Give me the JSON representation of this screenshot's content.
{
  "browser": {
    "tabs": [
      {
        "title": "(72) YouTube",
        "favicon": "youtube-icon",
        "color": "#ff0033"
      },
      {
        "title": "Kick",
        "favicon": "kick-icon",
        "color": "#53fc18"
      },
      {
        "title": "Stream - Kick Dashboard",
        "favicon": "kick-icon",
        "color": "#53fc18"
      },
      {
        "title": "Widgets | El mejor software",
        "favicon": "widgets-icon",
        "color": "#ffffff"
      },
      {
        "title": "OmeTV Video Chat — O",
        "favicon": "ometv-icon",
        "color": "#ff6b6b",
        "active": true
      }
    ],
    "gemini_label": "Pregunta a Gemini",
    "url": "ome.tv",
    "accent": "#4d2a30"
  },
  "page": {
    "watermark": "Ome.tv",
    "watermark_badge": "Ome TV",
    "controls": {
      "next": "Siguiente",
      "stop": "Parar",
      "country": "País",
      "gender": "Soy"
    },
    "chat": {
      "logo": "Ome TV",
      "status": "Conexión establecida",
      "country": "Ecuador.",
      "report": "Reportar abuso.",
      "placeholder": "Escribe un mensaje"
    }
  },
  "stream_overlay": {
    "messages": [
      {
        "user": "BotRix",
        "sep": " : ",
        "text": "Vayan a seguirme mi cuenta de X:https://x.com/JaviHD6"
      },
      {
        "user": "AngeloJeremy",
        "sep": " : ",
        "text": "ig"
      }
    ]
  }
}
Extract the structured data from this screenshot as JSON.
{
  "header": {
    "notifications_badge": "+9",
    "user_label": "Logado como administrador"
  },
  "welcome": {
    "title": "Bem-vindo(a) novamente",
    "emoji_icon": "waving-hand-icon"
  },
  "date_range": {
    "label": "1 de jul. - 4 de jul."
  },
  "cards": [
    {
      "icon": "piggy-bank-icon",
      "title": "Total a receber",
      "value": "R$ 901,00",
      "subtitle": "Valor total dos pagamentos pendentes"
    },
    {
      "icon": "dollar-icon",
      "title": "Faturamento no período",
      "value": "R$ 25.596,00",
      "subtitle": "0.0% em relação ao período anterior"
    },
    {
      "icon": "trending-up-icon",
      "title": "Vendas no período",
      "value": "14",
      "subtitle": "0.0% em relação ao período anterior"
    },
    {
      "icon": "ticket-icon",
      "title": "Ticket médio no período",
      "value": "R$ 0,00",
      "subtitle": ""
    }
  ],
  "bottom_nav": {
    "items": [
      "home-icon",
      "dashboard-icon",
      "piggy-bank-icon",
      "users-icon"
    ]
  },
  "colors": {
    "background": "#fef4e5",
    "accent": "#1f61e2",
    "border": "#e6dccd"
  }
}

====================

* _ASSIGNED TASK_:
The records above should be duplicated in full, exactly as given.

* _RESPONSE BOX_:
Give me the JSON representation of this screenshot's content.
{
  "browser": {
    "tabs": [
      {
        "title": "(72) YouTube",
        "favicon": "youtube-icon",
        "color": "#ff0033"
      },
      {
        "title": "Kick",
        "favicon": "kick-icon",
        "color": "#53fc18"
      },
      {
        "title": "Stream - Kick Dashboard",
        "favicon": "kick-icon",
        "color": "#53fc18"
      },
      {
        "title": "Widgets | El mejor software",
        "favicon": "widgets-icon",
        "color": "#ffffff"
      },
      {
        "title": "OmeTV Video Chat — O",
        "favicon": "ometv-icon",
        "color": "#ff6b6b",
        "active": true
      }
    ],
    "gemini_label": "Pregunta a Gemini",
    "url": "ome.tv",
    "accent": "#4d2a30"
  },
  "page": {
    "watermark": "Ome.tv",
    "watermark_badge": "Ome TV",
    "controls": {
      "next": "Siguiente",
      "stop": "Parar",
      "country": "País",
      "gender": "Soy"
    },
    "chat": {
      "logo": "Ome TV",
      "status": "Conexión establecida",
      "country": "Ecuador.",
      "report": "Reportar abuso.",
      "placeholder": "Escribe un mensaje"
    }
  },
  "stream_overlay": {
    "messages": [
      {
        "user": "BotRix",
        "sep": " : ",
        "text": "Vayan a seguirme mi cuenta de X:https://x.com/JaviHD6"
      },
      {
        "user": "AngeloJeremy",
        "sep": " : ",
        "text": "ig"
      }
    ]
  }
}
Extract the structured data from this screenshot as JSON.
{
  "header": {
    "notifications_badge": "+9",
    "user_label": "Logado como administrador"
  },
  "welcome": {
    "title": "Bem-vindo(a) novamente",
    "emoji_icon": "waving-hand-icon"
  },
  "date_range": {
    "label": "1 de jul. - 4 de jul."
  },
  "cards": [
    {
      "icon": "piggy-bank-icon",
      "title": "Total a receber",
      "value": "R$ 901,00",
      "subtitle": "Valor total dos pagamentos pendentes"
    },
    {
      "icon": "dollar-icon",
      "title": "Faturamento no período",
      "value": "R$ 25.596,00",
      "subtitle": "0.0% em relação ao período anterior"
    },
    {
      "icon": "trending-up-icon",
      "title": "Vendas no período",
      "value": "14",
      "subtitle": "0.0% em relação ao período anterior"
    },
    {
      "icon": "ticket-icon",
      "title": "Ticket médio no período",
      "value": "R$ 0,00",
      "subtitle": ""
    }
  ],
  "bottom_nav": {
    "items": [
      "home-icon",
      "dashboard-icon",
      "piggy-bank-icon",
      "users-icon"
    ]
  },
  "colors": {
    "background": "#fef4e5",
    "accent": "#1f61e2",
    "border": "#e6dccd"
  }
}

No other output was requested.